Your task: The full listing below should be copied verbatim.

◆ ◆ ◆ ◆ ◆ ◆ ◆

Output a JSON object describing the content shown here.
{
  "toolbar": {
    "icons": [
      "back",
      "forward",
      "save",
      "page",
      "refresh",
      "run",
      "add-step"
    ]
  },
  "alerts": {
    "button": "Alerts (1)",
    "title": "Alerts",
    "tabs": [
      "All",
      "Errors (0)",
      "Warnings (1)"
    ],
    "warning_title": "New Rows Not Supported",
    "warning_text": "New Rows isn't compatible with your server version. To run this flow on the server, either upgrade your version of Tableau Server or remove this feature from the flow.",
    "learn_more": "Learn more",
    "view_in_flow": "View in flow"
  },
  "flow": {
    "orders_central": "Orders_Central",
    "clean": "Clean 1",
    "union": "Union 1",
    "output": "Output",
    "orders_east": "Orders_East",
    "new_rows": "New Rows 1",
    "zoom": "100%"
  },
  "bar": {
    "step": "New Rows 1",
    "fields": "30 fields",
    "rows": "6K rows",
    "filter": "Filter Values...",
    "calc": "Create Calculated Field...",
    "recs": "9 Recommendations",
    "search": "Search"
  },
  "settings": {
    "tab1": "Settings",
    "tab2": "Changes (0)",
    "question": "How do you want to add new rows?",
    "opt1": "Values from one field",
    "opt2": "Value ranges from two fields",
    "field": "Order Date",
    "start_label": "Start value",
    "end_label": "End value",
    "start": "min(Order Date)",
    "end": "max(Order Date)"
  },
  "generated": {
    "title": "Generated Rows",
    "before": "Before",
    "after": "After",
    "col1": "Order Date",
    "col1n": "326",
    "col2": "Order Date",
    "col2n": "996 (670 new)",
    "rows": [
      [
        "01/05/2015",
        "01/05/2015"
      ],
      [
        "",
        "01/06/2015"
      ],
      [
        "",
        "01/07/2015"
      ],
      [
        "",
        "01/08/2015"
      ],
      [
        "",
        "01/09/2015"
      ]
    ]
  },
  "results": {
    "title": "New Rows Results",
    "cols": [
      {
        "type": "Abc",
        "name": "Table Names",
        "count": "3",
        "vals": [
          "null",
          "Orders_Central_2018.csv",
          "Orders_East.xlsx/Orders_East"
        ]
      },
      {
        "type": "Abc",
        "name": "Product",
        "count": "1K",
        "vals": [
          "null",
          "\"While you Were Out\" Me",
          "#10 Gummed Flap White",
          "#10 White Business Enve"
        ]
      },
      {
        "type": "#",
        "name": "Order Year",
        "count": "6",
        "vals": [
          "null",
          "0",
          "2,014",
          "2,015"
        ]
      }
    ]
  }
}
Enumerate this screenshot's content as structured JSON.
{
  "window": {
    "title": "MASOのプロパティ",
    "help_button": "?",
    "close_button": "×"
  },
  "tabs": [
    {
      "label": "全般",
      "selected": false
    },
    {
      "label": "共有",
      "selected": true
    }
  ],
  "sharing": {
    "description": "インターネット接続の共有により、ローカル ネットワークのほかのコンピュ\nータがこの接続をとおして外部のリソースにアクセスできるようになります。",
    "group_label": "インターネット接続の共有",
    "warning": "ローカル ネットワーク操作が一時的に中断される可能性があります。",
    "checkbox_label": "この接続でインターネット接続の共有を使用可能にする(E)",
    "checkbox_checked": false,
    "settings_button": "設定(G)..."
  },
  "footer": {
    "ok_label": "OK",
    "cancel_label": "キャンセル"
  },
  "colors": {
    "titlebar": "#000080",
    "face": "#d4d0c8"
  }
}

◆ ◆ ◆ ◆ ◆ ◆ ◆

Expected output:
Output a JSON object describing the content shown here.
{
  "toolbar": {
    "icons": [
      "back",
      "forward",
      "save",
      "page",
      "refresh",
      "run",
      "add-step"
    ]
  },
  "alerts": {
    "button": "Alerts (1)",
    "title": "Alerts",
    "tabs": [
      "All",
      "Errors (0)",
      "Warnings (1)"
    ],
    "warning_title": "New Rows Not Supported",
    "warning_text": "New Rows isn't compatible with your server version. To run this flow on the server, either upgrade your version of Tableau Server or remove this feature from the flow.",
    "learn_more": "Learn more",
    "view_in_flow": "View in flow"
  },
  "flow": {
    "orders_central": "Orders_Central",
    "clean": "Clean 1",
    "union": "Union 1",
    "output": "Output",
    "orders_east": "Orders_East",
    "new_rows": "New Rows 1",
    "zoom": "100%"
  },
  "bar": {
    "step": "New Rows 1",
    "fields": "30 fields",
    "rows": "6K rows",
    "filter": "Filter Values...",
    "calc": "Create Calculated Field...",
    "recs": "9 Recommendations",
    "search": "Search"
  },
  "settings": {
    "tab1": "Settings",
    "tab2": "Changes (0)",
    "question": "How do you want to add new rows?",
    "opt1": "Values from one field",
    "opt2": "Value ranges from two fields",
    "field": "Order Date",
    "start_label": "Start value",
    "end_label": "End value",
    "start": "min(Order Date)",
    "end": "max(Order Date)"
  },
  "generated": {
    "title": "Generated Rows",
    "before": "Before",
    "after": "After",
    "col1": "Order Date",
    "col1n": "326",
    "col2": "Order Date",
    "col2n": "996 (670 new)",
    "rows": [
      [
        "01/05/2015",
        "01/05/2015"
      ],
      [
        "",
        "01/06/2015"
      ],
      [
        "",
        "01/07/2015"
      ],
      [
        "",
        "01/08/2015"
      ],
      [
        "",
        "01/09/2015"
      ]
    ]
  },
  "results": {
    "title": "New Rows Results",
    "cols": [
      {
        "type": "Abc",
        "name": "Table Names",
        "count": "3",
        "vals": [
          "null",
          "Orders_Central_2018.csv",
          "Orders_East.xlsx/Orders_East"
        ]
      },
      {
        "type": "Abc",
        "name": "Product",
        "count": "1K",
        "vals": [
          "null",
          "\"While you Were Out\" Me",
          "#10 Gummed Flap White",
          "#10 White Business Enve"
        ]
      },
      {
        "type": "#",
        "name": "Order Year",
        "count": "6",
        "vals": [
          "null",
          "0",
          "2,014",
          "2,015"
        ]
      }
    ]
  }
}
Enumerate this screenshot's content as structured JSON.
{
  "window": {
    "title": "MASOのプロパティ",
    "help_button": "?",
    "close_button": "×"
  },
  "tabs": [
    {
      "label": "全般",
      "selected": false
    },
    {
      "label": "共有",
      "selected": true
    }
  ],
  "sharing": {
    "description": "インターネット接続の共有により、ローカル ネットワークのほかのコンピュ\nータがこの接続をとおして外部のリソースにアクセスできるようになります。",
    "group_label": "インターネット接続の共有",
    "warning": "ローカル ネットワーク操作が一時的に中断される可能性があります。",
    "checkbox_label": "この接続でインターネット接続の共有を使用可能にする(E)",
    "checkbox_checked": false,
    "settings_button": "設定(G)..."
  },
  "footer": {
    "ok_label": "OK",
    "cancel_label": "キャンセル"
  },
  "colors": {
    "titlebar": "#000080",
    "face": "#d4d0c8"
  }
}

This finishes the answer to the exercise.